What lines in the data below mention the string "true"? Copy them out.

Items from an interface collection:

______________________________

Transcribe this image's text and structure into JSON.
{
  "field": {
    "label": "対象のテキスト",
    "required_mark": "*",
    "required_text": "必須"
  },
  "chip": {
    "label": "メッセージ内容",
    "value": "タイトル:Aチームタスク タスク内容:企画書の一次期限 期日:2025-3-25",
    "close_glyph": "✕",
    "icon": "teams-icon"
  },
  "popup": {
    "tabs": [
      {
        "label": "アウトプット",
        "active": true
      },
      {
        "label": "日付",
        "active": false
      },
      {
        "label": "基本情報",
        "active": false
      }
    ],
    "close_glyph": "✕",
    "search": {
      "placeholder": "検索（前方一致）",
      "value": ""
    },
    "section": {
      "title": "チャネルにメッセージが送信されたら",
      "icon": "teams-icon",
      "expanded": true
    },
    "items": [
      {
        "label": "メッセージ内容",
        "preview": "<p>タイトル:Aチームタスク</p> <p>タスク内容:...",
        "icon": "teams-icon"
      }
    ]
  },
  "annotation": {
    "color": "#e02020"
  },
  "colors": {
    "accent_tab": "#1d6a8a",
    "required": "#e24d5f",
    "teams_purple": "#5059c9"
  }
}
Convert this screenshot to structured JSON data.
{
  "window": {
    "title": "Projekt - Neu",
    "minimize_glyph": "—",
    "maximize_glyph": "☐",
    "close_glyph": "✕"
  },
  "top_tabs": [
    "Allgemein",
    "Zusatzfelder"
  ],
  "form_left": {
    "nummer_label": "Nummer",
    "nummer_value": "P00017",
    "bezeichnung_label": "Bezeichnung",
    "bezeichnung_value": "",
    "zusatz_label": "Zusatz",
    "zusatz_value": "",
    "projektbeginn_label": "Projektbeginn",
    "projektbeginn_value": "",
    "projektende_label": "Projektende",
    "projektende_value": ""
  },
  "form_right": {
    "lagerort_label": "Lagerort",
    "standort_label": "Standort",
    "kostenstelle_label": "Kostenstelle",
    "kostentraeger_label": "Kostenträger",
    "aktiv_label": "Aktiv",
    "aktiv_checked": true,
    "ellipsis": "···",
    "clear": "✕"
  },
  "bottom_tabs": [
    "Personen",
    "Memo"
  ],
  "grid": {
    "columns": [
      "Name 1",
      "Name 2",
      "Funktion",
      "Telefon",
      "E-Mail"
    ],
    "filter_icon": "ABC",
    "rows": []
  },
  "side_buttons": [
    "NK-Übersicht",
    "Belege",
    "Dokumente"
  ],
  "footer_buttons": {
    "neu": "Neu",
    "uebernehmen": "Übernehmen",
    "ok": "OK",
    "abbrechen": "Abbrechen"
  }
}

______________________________

• **SOLUTION FOR THIS EXERCISE**
        "active": true
      "expanded": true
    "aktiv_checked": true,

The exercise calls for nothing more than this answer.